Ralph Egües, Executive Director of the National Hispanic Landscape Alliance (NHLA), remarked, "Today more than 500,000 US Hispanics are employed in the landscape industry, many in supervisory, managerial, and administrative roles made possible by the yearly hiring of foreign workers needed to meet seasonal demand. Since 2008, DOL has attempted to burden the H-2B program with rules that make it a more expensive and less predictable option for employers, placing the jobs of many US Hispanics at risk."
“The H-2B program is of utmost urgency,” said Richard Lawhun, President and CEO of the North American Equipment Dealers Association (NAEDA). “There is a short window of time for our dealers of outdoor power equipment and their customers to receive workers for a season which starts NOW.”
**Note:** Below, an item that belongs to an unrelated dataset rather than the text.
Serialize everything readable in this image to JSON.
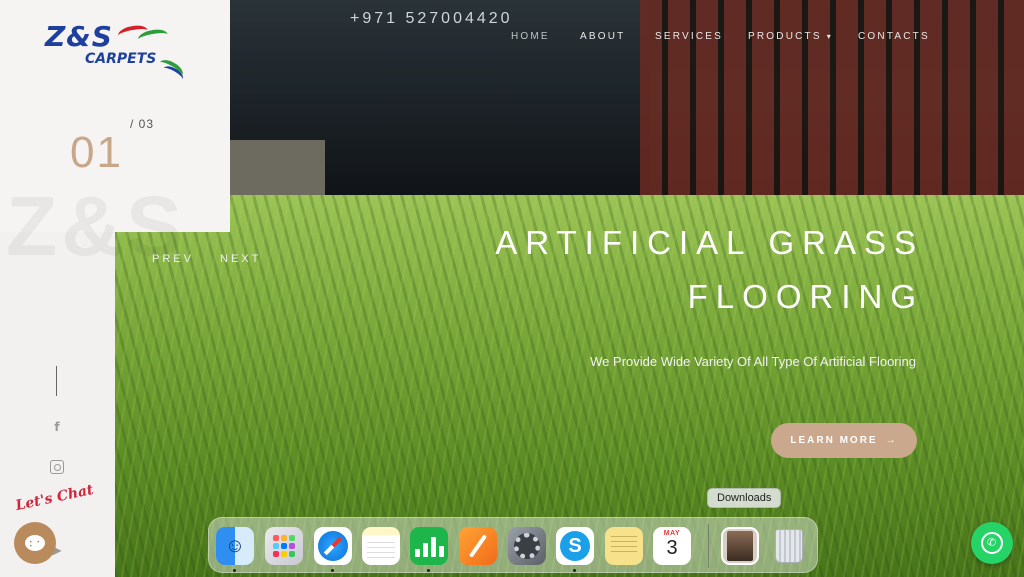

As of March 5, U.S. Citizenship and Immigration Services (USCIS) is temporarily suspending the processing of Form I-129 H-2B petitions for temporary non-agricultural workers while the government considers the appropriate response to the court order entered March 4, 2015, in Perez v. Perez, No. 3:14-cv-682 (N.D. Florida, Mar. 4, 2015).
The decision states that the Department of Labor lacks authority under the Immigration and Nationality Act to issue regulations in the H-2B program. Due to this decision, starting March 4, the Department of Labor (DOL) is no longer accepting or processing requests for prevailing wage determinations or applications for temporary labor certifications in the H-2B program. DOL is considering its options in light of the court’s decision. (See DOL Office of Foreign Labor Certification for more details.)
Because H-2B petitions require temporary labor certifications issued by DOL, USCIS has also temporarily suspended adjudication of H-2B petitions. USCIS will continue adjudicating H-2B petitions for non-agricultural temporary workers on Guam if the petitions are accompanied by temporary labor certifications issued by the Guam Department of Labor.
Starting March 6, 2015, USCIS has also suspended premium processing for all H-2B petitions until further notice. If a petitioner has already filed H-2B petitions using the premium processing service and the agency did not act on the case within the 15-calendar-day period, USCIS will issue a refund.
Please continue to check www.uscis.gov for updates.